What it takes to build usable APIs

In February, we launched Coord with a suite of APIs that make it easy to integrate all kinds of mobility services into any application or service. And right away, we learned a lot about what did and didn’t work with our strategy. Even though our APIs now have almost exactly the same capabilities that they did in February, a lot has changed in the interim. Most of these changes were broadly about usability.

Usability can mean a lot of different things. In our case, what we want to do more than anything is have people get useful data out of our system in as short a time as possible. And it turns out that, in order to make this happen, we had to change the whole way we thought about our offering. I wanted to share some of the lessons we learned over the course of this project.

1. Your docs are your product

As a software engineer, it’s tempting to spend all of your time on the core of the system you’re building, which in our case means the APIs themselves. And good API design is important, for sure, but as we started to interact with more and more new and potential customers, we realized that even if our APIs are the core of our system, it’s our API documentation that’s the core of our product.

Many companies view their website as primarily a marketing tool: once somebody signs up for your product, the site has done its job. But if you expect your APIs to add value for your customers, you have to have a site that supports them at every step of the way. For us, this has meant that we’ve had to spend a lot of time understanding and optimizing how developers interact with our site and how our documentation works to be as usable as possible.

You may have read Joel Spolsky, who memorably said, “users can’t read anything, and if they could, they wouldn’t want to.” So why should we spend time on docs that nobody’s going to read? It turns out that while engineers don’t read docs, they do spend a lot of time interacting with examples. Not only do developers (us included!) love to copy and paste source code, seeing a live example is convincing evidence that our API does, in fact, match your use case.

By providing in-depth guide content explaining every step of building this runnable toll demo app, we show API users how to make our tools work for them.

Our Tolls API is a great example. It can be a bit involved to use, because you have to have a way of figuring out the exact path of travel in order to find the tolls that are along that path. So we put together two interactive examples with viewable source code that show exactly how to connect this API together with other services to build a complete user experience.

In fact, over the next few weeks, we’re launching interactive guides for all of our APIs. Having a good reference is necessary, but it’s not going to do nearly as much for your users as showing them exactly how your APIs work in practice.
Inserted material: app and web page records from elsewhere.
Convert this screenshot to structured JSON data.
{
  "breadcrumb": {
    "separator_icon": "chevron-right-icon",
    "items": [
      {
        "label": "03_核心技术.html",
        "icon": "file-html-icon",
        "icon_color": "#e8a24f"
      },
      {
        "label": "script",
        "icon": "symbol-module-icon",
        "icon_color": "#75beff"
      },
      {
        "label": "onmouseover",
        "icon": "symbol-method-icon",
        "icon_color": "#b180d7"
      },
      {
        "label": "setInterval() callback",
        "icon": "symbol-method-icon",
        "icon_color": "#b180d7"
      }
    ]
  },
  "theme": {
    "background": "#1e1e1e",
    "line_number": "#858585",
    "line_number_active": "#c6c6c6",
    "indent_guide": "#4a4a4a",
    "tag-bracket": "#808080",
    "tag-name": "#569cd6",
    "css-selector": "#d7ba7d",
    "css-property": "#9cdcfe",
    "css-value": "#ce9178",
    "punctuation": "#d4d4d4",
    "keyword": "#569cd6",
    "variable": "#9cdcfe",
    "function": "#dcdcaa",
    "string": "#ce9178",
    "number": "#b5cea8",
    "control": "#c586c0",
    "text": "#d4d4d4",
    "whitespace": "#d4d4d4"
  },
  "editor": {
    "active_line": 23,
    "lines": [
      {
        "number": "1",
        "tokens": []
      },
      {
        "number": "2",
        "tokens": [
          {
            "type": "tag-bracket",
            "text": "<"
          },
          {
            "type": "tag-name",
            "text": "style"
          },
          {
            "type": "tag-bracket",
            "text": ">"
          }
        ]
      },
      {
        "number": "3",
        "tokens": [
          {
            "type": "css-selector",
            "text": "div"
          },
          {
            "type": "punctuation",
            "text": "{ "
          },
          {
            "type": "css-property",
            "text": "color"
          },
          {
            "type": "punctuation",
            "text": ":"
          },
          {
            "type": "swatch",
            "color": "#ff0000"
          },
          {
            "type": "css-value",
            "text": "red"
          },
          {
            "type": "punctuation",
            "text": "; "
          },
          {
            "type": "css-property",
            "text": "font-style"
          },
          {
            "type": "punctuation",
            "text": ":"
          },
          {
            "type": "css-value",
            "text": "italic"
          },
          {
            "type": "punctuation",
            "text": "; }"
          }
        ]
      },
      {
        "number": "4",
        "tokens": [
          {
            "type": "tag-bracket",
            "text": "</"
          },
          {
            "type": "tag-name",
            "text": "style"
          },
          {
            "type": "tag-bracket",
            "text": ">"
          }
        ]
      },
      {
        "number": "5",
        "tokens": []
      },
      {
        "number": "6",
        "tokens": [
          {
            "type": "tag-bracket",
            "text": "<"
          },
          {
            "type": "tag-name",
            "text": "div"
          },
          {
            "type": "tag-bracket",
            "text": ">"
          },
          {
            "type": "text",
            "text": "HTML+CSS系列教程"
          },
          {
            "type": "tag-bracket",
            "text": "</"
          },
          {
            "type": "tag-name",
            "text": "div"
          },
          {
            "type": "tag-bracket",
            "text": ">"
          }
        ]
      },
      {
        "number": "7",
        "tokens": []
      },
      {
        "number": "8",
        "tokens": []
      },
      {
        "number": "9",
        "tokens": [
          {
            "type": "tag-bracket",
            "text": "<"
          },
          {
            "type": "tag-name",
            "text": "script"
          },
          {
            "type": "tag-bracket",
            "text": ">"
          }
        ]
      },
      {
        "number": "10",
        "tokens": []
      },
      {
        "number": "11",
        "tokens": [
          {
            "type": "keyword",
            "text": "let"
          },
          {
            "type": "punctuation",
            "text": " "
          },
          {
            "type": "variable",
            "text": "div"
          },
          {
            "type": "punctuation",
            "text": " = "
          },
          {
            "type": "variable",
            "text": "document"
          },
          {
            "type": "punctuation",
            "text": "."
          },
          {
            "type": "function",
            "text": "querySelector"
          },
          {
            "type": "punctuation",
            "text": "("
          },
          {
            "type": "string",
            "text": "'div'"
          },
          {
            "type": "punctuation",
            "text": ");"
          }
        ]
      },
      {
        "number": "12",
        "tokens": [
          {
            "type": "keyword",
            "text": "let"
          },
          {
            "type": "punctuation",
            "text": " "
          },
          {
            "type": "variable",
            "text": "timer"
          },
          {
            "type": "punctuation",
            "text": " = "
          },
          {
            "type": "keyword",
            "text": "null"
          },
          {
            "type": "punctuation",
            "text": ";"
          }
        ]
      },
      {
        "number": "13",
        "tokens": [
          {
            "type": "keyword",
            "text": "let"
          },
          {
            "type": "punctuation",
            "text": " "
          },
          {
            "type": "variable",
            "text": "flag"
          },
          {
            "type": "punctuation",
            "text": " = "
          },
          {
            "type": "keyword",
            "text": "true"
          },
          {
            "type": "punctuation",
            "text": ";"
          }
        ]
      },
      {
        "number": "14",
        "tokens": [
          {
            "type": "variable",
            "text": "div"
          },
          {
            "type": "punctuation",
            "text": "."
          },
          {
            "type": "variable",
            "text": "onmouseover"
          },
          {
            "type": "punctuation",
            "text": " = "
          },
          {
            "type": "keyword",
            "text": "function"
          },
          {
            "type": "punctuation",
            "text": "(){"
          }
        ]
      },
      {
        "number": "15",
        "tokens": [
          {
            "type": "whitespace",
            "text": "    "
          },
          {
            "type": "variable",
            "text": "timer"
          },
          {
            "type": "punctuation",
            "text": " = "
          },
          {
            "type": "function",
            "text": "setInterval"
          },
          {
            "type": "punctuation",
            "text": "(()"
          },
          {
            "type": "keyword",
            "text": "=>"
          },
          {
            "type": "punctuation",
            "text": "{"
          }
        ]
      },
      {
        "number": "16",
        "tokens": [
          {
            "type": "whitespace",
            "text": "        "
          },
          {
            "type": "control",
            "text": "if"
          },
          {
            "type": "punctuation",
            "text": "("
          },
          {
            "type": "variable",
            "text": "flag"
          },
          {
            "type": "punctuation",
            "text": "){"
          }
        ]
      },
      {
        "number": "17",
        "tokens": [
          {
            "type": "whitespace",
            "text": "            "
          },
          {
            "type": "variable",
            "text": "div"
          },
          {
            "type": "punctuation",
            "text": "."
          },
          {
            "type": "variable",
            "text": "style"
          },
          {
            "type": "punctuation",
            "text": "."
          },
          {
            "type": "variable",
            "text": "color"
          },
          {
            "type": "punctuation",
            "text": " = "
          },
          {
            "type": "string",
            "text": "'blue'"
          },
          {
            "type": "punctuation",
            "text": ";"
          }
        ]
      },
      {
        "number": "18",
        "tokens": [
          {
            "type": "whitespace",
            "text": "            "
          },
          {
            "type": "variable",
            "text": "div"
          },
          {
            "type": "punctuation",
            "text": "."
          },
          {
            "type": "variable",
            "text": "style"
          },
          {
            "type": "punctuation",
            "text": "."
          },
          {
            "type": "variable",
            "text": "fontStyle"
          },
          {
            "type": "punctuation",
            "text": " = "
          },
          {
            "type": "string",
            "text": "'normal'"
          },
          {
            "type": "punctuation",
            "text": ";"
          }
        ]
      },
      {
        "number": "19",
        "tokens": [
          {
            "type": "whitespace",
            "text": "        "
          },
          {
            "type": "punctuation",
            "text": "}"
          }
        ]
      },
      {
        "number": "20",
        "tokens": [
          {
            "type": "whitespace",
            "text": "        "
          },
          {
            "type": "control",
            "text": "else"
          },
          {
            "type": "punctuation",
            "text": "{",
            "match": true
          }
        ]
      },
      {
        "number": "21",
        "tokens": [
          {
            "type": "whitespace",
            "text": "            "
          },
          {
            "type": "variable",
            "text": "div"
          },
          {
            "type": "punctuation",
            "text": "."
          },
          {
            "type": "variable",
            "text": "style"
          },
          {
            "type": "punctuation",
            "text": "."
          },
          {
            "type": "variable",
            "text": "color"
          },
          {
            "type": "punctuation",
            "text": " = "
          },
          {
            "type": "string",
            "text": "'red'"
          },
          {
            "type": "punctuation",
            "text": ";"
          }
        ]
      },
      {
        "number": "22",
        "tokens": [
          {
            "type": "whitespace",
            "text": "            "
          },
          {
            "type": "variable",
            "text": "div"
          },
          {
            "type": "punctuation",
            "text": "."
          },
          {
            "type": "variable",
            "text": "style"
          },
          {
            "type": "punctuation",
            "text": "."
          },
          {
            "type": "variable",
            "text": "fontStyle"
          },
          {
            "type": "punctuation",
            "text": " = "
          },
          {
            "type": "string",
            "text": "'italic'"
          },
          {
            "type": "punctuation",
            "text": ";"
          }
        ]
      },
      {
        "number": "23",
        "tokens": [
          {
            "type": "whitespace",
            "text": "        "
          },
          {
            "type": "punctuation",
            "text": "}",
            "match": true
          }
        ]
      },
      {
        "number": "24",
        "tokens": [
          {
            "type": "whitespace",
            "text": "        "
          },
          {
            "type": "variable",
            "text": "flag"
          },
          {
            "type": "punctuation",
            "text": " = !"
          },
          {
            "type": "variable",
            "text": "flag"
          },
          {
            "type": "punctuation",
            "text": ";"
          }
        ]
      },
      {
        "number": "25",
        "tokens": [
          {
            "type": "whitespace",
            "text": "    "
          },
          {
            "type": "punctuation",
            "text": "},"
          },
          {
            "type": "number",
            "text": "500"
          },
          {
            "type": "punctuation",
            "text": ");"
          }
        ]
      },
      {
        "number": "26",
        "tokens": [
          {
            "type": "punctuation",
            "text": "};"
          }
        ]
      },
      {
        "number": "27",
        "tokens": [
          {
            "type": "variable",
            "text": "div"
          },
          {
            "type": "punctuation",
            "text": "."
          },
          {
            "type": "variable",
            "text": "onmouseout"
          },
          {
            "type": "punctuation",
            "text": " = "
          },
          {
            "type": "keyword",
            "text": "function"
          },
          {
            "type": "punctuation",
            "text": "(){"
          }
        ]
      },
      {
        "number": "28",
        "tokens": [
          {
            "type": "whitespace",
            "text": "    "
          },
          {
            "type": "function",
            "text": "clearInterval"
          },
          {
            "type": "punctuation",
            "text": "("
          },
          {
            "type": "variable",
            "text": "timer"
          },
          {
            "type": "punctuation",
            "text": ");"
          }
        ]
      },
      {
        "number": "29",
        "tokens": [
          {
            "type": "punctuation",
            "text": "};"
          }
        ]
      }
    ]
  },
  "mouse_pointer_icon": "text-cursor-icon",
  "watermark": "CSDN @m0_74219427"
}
Then, once developers have something that at least works, the API reference will still be there for them to learn more.

2. REST Isn’t Enough

All of our APIs follow the principles of REST. We have resources represented by URIs and use HTTP verbs to statelessly exchange information about them. But, on its own, this is far from enough to make a usable API. As far as the actual design of the API goes, the most important thing is a layer deeper: match the way your API models your services to the way your users do.

For example, we spent a lot of time trying to produce a single API that handled both curbs and off-street parking. We expected our users to think of these the same way: after all, they’re both just pieces of pavement you can put cars on, right? But it turns out that, in practice, what people want from these pieces of pavement are very different. For off-street parking, the challenges are around things like opening hours and access methods. But for on-street parking, it’s much more important to accurately model the whole set of different things you can do on the side of a street, like picking up passengers, loading or unloading goods, or parking for an extended time. So we had to split these APIs into two to better match what our customers were trying to get done.

REST is a helpful tool for making APIs behave as users expect, but there are at least as many bad RESTful APIs as there are good ones. The thing that sets the good ones apart is a developer-centric viewpoint.

3. Errors Matter

It’s easy to neglect error messages. After all, our APIs are so easy to use that nobody should ever get an error, right? But, remember: nobody reads docs. This means that most of your developers will end up learning your APIs by trial and error. And trial and error only works if the errors teach you something.

Our authentication experience is the best example of this. We’re really excited about how we use open standards like JWTs to easily let users transact through our APIs without having to log into Coord (more on this in a future blog post!). But because they’re so central to security, JWTs can be a bit finicky to work with. When we get a JWT that we can’t accept, it would be easy for us to just send back a message saying, “invalid JWT”. But we know from personal experience that this kind of error message leads to particularly infuriating debugging journeys. So we’ve made sure that our API returns detailed and specific error messages that don’t just say exactly what went wrong in the request, but how to fix it.

Conclusion

Ultimately, APIs never stop changing, because the world never stops changing. As the use cases that an API supports continue to evolve, it will evolve too. And the mobility market is evolving faster than almost any other part of the economy right now, so we’re sure that our APIs have a long way to grow in the future. We’d love to hear from you about your experience using our APIs, and the use cases that you’d like us to support, so we can do our part to make it easier for people to get around cities.